Recognise young people for their actions - not just their age

Girls Globe blogger Eleanor takes a critical look at youth participation, and urges the development sector to recognise young people for what they do - not just their age.

Youth For Change recently published a Storify to take a critical look both at what worked well and what could be improved in terms of youth participation at the Women Deliver Conference 2016. We said that despite a phenomenal leap forward, the risks of grouping young people together as a homogeneous group became evident: “We believe young people have to do more than just be young to be inspiring.”

From a personal point of view, after assuredly cheerleading the case for young people to be included, consulted and listened to within the development sector since my teens, I have recently found myself struggling over a stumbling block I didn’t see coming.

As I’ve moved from student to graduate whilst continuing to advocate and campaign on issues I care about, I’ve found the contrast in how I’m perceived in the different contexts of my life increasingly difficult to understand. On one hand, in any professional environment I find myself in I am, of course, held to the same standards as the rest of my colleagues. On the other, in situations where I’m placed as a ‘young advocate’, rather than a member of staff or an intern, those standards become more flexible. 

The Youth Zone at Women Deliver 2016 [Credit: Youth Deliver}

The Youth Zone at Women Deliver 2016 [Credit: Youth Deliver}

During my first event as a brand-new member of Youth For Change, I was congratulated on being an ‘amazing advocate’ for ending FGM before I had done anything more noteworthy than filling out an application form. I desperately wanted to be an amazing advocate for ending FGM, and I hoped one day I would be, but I certainly wasn’t at that moment. I was just young, and I felt like a fraud.

I believe just as strongly that my age shouldn’t excuse me from anything, and that I should have to prove my worth before it is assumed.

Of course, it is undeniably frustrating when experience, or lack thereof, is seen to correlate directly with competency - I think anyone who’s filled out any kind of job application in the recent past would agree. I don’t believe that age or the number of years in employment should be the sole indicator of anyone’s ability. At the same time, I believe just as strongly that my age shouldn’t excuse me from anything, and that I should have to prove my worth before it is assumed.

To talk about young people en masse risks doing a disservice both to those who are exceptional and those who are…less so. It’s crazy to suggest that every single person born from 1986 onwards is carrying out inspirational work and contributing to positive change in the world. It is statistically impossible. Yet for the many who are, their brilliance is dimmed in a standardised sea of ‘youth’. For those who aren’t, they are lured into a false sense of security that simply doesn’t translate into working life, or in any other sphere of life for that matter.

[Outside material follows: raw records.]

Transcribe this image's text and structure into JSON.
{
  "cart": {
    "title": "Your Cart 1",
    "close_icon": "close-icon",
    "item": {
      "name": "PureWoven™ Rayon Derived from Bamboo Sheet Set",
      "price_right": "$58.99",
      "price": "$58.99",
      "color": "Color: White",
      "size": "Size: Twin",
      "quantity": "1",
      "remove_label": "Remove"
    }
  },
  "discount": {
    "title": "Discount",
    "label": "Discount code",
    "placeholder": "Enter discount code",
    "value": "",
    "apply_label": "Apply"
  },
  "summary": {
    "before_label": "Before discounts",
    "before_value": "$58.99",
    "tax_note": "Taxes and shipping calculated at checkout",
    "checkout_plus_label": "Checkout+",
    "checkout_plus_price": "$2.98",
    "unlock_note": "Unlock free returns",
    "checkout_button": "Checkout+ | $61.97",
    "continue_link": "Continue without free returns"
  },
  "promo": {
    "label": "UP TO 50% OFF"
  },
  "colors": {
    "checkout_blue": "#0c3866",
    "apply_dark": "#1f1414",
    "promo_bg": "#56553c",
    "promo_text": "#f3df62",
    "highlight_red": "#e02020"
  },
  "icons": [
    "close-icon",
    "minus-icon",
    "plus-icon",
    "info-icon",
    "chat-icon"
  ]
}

In lists like Forbes’ ‘30 Under 30’, age serves in addition to breakthrough, achievement or success. It is an extra reason to go “wow!”, not the reason. Adele is 27 years old. Usain Bolt is 29. Imagine how strange it would sound to describe them as ‘youth’ first, and a singer/athlete second. Malala’s work always leads, followed by the killer footnote that says, “oh, and by the way, she’s also 18”.

DFID UK's Youth Summit, September 2016 [Credit: DFID UK]

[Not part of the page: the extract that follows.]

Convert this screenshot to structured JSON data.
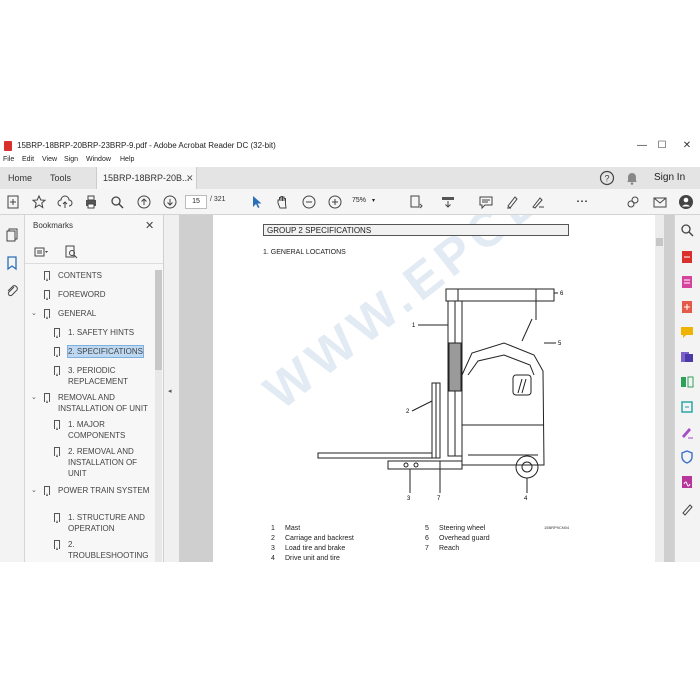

DFID UK's Youth Summit, September 2016 [Credit: DFID UK]

This year, Women Deliver did a wonderful and important thing. Hundreds of young people, each of whom had proved that they deserved to be in that conference center, were given an opportunity to participate in the global movement to secure rights and health for all women and girls. Why, then, were some simplified to “inspiring young people”, when others of the same age were “Inspiring speakers” or “inspiring activists”?

If youth participation is going to be truly meaningful, we have to ensure that youth is one thread of an advocate’s story, not the central plotline.

I am still as convinced as ever that young people are central to the global development agenda. But if youth participation is going to be truly meaningful, we have to ensure that youth is one thread of an advocate’s story, not the central plotline. Generously dishing out the words ‘amazing’ and ‘inspiring’ to anyone born post-mid-80s makes them sound disingenuous when attached to the many who very much deserve those labels.

Women Deliver 2016 was, in the words of the inimitable Katja Iversen, a “refueling station of inspiration and motivation, action and energy”. It gave a glimpse of how effective meaningful youth engagement can be, but it also reminded us that we must all continue to work on it thoughtfully, and with a critical glance over every now and then. 

Eleanor attended Women Deliver 2016 as a Girls' Globe blogger. Girls' Globe is a women-led online magazine and a global network of individuals and organisations focused on the rights and health of women and girls. Read more posts from the conference here.

Eleanor

Eleanor currently works for children’s education charity Ark, having recently graduated with a degree in English Literature. She has previously worked in Uganda for water and sanitation NGO Little Big Africa, and it was here that her interest in girls’ education and ending CEFM and FGM developed. Eleanor blogs for girls’ advocacy organisation Girls’ Globe and is an aspiring journalist.